Start of RECORDS FOR PROCESSING
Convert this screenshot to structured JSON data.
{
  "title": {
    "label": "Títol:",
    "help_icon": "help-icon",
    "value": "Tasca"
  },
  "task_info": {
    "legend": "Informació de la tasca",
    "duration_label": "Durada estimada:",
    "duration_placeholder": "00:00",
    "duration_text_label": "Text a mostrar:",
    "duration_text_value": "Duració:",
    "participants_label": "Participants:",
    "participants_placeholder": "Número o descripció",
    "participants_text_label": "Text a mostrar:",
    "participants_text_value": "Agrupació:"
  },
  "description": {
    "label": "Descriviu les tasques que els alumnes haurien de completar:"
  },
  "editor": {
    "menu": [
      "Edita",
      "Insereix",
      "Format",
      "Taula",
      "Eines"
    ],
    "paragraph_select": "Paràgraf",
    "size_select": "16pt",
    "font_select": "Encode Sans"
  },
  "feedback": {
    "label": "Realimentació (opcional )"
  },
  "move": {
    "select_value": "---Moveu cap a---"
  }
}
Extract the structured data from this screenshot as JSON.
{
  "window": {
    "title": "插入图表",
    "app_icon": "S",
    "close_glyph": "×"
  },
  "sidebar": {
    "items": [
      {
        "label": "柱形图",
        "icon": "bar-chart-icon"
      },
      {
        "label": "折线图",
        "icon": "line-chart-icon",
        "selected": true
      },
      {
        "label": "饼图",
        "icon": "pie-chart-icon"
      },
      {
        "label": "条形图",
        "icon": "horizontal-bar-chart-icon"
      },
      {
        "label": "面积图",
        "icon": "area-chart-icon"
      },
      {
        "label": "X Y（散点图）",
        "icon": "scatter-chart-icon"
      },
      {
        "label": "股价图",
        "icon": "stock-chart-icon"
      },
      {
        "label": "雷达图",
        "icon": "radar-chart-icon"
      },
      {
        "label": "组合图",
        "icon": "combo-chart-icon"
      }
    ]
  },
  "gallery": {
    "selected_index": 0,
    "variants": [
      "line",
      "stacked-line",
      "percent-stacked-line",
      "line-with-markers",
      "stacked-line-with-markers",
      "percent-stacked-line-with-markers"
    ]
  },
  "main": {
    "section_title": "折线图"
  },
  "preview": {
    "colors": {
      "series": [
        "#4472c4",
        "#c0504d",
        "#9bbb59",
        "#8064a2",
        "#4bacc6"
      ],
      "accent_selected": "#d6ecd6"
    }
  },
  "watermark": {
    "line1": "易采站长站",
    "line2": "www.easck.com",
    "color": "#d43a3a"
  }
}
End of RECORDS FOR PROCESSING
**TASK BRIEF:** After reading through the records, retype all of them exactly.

**COMPLETED TASK:**
Convert this screenshot to structured JSON data.
{
  "title": {
    "label": "Títol:",
    "help_icon": "help-icon",
    "value": "Tasca"
  },
  "task_info": {
    "legend": "Informació de la tasca",
    "duration_label": "Durada estimada:",
    "duration_placeholder": "00:00",
    "duration_text_label": "Text a mostrar:",
    "duration_text_value": "Duració:",
    "participants_label": "Participants:",
    "participants_placeholder": "Número o descripció",
    "participants_text_label": "Text a mostrar:",
    "participants_text_value": "Agrupació:"
  },
  "description": {
    "label": "Descriviu les tasques que els alumnes haurien de completar:"
  },
  "editor": {
    "menu": [
      "Edita",
      "Insereix",
      "Format",
      "Taula",
      "Eines"
    ],
    "paragraph_select": "Paràgraf",
    "size_select": "16pt",
    "font_select": "Encode Sans"
  },
  "feedback": {
    "label": "Realimentació (opcional )"
  },
  "move": {
    "select_value": "---Moveu cap a---"
  }
}
Extract the structured data from this screenshot as JSON.
{
  "window": {
    "title": "插入图表",
    "app_icon": "S",
    "close_glyph": "×"
  },
  "sidebar": {
    "items": [
      {
        "label": "柱形图",
        "icon": "bar-chart-icon"
      },
      {
        "label": "折线图",
        "icon": "line-chart-icon",
        "selected": true
      },
      {
        "label": "饼图",
        "icon": "pie-chart-icon"
      },
      {
        "label": "条形图",
        "icon": "horizontal-bar-chart-icon"
      },
      {
        "label": "面积图",
        "icon": "area-chart-icon"
      },
      {
        "label": "X Y（散点图）",
        "icon": "scatter-chart-icon"
      },
      {
        "label": "股价图",
        "icon": "stock-chart-icon"
      },
      {
        "label": "雷达图",
        "icon": "radar-chart-icon"
      },
      {
        "label": "组合图",
        "icon": "combo-chart-icon"
      }
    ]
  },
  "gallery": {
    "selected_index": 0,
    "variants": [
      "line",
      "stacked-line",
      "percent-stacked-line",
      "line-with-markers",
      "stacked-line-with-markers",
      "percent-stacked-line-with-markers"
    ]
  },
  "main": {
    "section_title": "折线图"
  },
  "preview": {
    "colors": {
      "series": [
        "#4472c4",
        "#c0504d",
        "#9bbb59",
        "#8064a2",
        "#4bacc6"
      ],
      "accent_selected": "#d6ecd6"
    }
  },
  "watermark": {
    "line1": "易采站长站",
    "line2": "www.easck.com",
    "color": "#d43a3a"
  }
}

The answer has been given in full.